• [Provided records]:
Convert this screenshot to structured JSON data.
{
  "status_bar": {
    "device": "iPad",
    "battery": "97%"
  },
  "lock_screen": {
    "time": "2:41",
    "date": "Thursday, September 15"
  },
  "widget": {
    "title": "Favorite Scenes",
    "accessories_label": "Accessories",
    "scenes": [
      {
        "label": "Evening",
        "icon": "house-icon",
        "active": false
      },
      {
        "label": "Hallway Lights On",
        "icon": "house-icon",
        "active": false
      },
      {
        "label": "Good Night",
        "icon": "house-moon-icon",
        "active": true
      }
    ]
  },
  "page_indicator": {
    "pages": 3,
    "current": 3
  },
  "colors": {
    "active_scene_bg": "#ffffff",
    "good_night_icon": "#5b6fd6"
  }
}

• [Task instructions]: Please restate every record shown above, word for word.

• [Answer]:
Convert this screenshot to structured JSON data.
{
  "status_bar": {
    "device": "iPad",
    "battery": "97%"
  },
  "lock_screen": {
    "time": "2:41",
    "date": "Thursday, September 15"
  },
  "widget": {
    "title": "Favorite Scenes",
    "accessories_label": "Accessories",
    "scenes": [
      {
        "label": "Evening",
        "icon": "house-icon",
        "active": false
      },
      {
        "label": "Hallway Lights On",
        "icon": "house-icon",
        "active": false
      },
      {
        "label": "Good Night",
        "icon": "house-moon-icon",
        "active": true
      }
    ]
  },
  "page_indicator": {
    "pages": 3,
    "current": 3
  },
  "colors": {
    "active_scene_bg": "#ffffff",
    "good_night_icon": "#5b6fd6"
  }
}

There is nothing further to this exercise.